2010: First Person to Walk the Length of the Amazon River

On August 9, 2010, Brit Ed Stafford became the first person to walk the length of the mighty Amazon. It took 860 days. He completed the journey with guide Peruvian Gadiel “Cho” Sánchez Rivera. Over more than 4,000 miles, they survived anacondas and piranhas, cocaine smugglers, and hostile tribes.

2011: First Ascent of Meru via the Shark’s Fin

On October 2, 2011, alpinists Conrad Anker, Jimmy Chin, and Renan Oztruk made the first ascent of India’s Mount Meru central via the Shark’s Fin in a 12-day push. The route was a mind-bending mix of vertical rock climbing, ice climbing, and mountaineering. This was the team’s second attempt (Anker’s third) since a 2008 attempt turned around 150 meters from the summit after a storm depleted their food rations.

Gerlinde Kaltenbrunner ascending K2
Gerlinde Kaltenbrunner ascending K2 D Gottler/EPA / Shutterstock

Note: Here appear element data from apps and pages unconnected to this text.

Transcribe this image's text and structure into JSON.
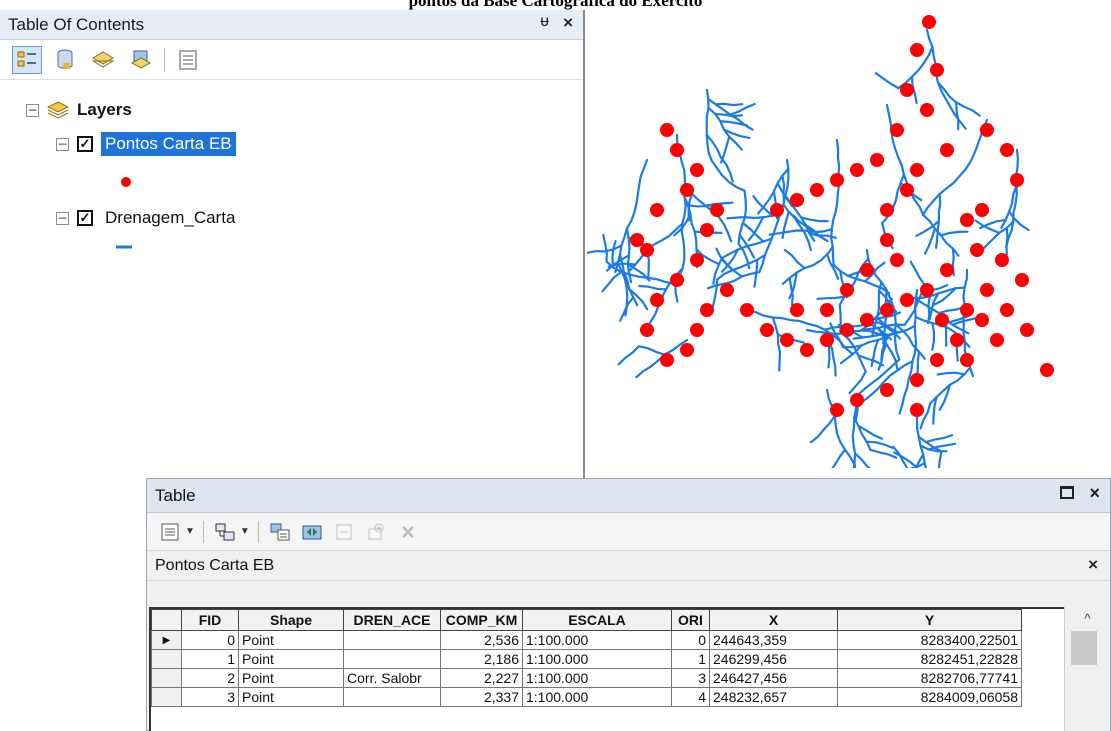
{
  "caption": "pontos da Base Cartográfica do Exército",
  "toc": {
    "title": "Table Of Contents",
    "pin": "ᵾ",
    "close": "×",
    "group_label": "Layers",
    "layers": [
      {
        "name": "Pontos Carta EB",
        "checked": "✓",
        "symbol": "red-point"
      },
      {
        "name": "Drenagem_Carta",
        "checked": "✓",
        "symbol": "blue-line"
      }
    ],
    "expander": "−"
  },
  "table_window": {
    "title": "Table",
    "close": "×",
    "layer_name": "Pontos Carta EB",
    "layer_close": "×",
    "columns": [
      "FID",
      "Shape",
      "DREN_ACE",
      "COMP_KM",
      "ESCALA",
      "ORI",
      "X",
      "Y"
    ],
    "rows": [
      [
        "0",
        "Point",
        "",
        "2,536",
        "1:100.000",
        "0",
        "244643,359",
        "8283400,22501"
      ],
      [
        "1",
        "Point",
        "",
        "2,186",
        "1:100.000",
        "1",
        "246299,456",
        "8282451,22828"
      ],
      [
        "2",
        "Point",
        "Corr. Salobr",
        "2,227",
        "1:100.000",
        "3",
        "246427,456",
        "8282706,77741"
      ],
      [
        "3",
        "Point",
        "",
        "2,337",
        "1:100.000",
        "4",
        "248232,657",
        "8284009,06058"
      ]
    ],
    "current_row_marker": "▶",
    "scroll_up": "^"
  },
  "colors": {
    "point": "#ff0000",
    "drainage": "#1a7be6",
    "selection": "#1e73d9"
  }
}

2011: First Woman to Climb Every 14 8,000-meter Peak Without Supplemental Oxygen

When she summited K2 on August 23, 2011, her sixth attempt at the peak, Austrian alpinist Gerlinde Kaltenbrunner became the first woman to climb all the 8,000-meter peaks without supplemental oxygen. She also did it without porters, an unheard-of accomplishment in a world where hiring extra help to carry your gear to base camp is considered unavoidable. It took her 14 years to climb all 14 peaks.

2012: First Solo Submarine Dive to Deepest Place in Ocean

Filmmaker and explorer James Cameron made history when he descended to the deepest known place in the ocean, an undersea valley known as Challenger Deep in the Pacific Ocean’s Mariana Trench. The 6.8-mile-deep dive happened on March 25, 2012, about 300 miles southwest of Guam. Cameron collected scientific data and specimens. Challenger Deep was first reached in 1960 by Don Walsh, who advised Cameron during his expedition.